Southern California Conferences for Undergraduate Research

Southern California Conferences for Undergraduate Research

Racial Differences in Level of Trust in Government


Nicolette Hoekstra


Ann Gordon, Associate Professor of Political Science, Chapman University

This analysis will investigate the affect that race and ethnicity have on levels of trust in government. Past research has found that people who belong to a minority group tend to distrust the government more than white citizens regardless of party affiliation. One factor that has been studied is the level of exposure of the government to African American citizens compared to white citizens as well as how much that exposure molds their perception of the political system. Overall, trust in the federal government has been decreasing steadily over the years for all citizens. Relying on the 2008 American National Election Study survey data I will further investigate this phenomenon by looking at gender, party affiliation/voting behavior, and level of government exposure. Moreover, I expect to find that racial/ethnic minorities have a much lower level of trust in the federal government than whites, despite their party and gender. This paper concludes by considering the implications of these findings for Democracy in America.

Presented by:

Nicolette Hoekstra

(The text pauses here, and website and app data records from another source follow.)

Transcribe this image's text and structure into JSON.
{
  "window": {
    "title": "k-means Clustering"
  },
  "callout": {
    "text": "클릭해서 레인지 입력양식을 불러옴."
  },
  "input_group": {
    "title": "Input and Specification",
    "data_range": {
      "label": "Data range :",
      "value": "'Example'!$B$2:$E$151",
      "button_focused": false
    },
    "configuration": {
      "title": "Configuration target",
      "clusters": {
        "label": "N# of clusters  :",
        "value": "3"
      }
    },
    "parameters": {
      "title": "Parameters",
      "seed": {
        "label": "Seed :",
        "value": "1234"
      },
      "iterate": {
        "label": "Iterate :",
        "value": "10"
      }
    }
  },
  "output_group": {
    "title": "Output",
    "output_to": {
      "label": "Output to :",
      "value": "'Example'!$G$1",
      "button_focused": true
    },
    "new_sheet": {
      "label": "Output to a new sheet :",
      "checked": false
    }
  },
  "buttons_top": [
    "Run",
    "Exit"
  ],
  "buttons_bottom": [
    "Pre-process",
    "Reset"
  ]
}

Saturday, November 17, 2012


4:15 PM — 4:30 PM


Broome Library

Presentation Type:

Oral Presentation


Political Science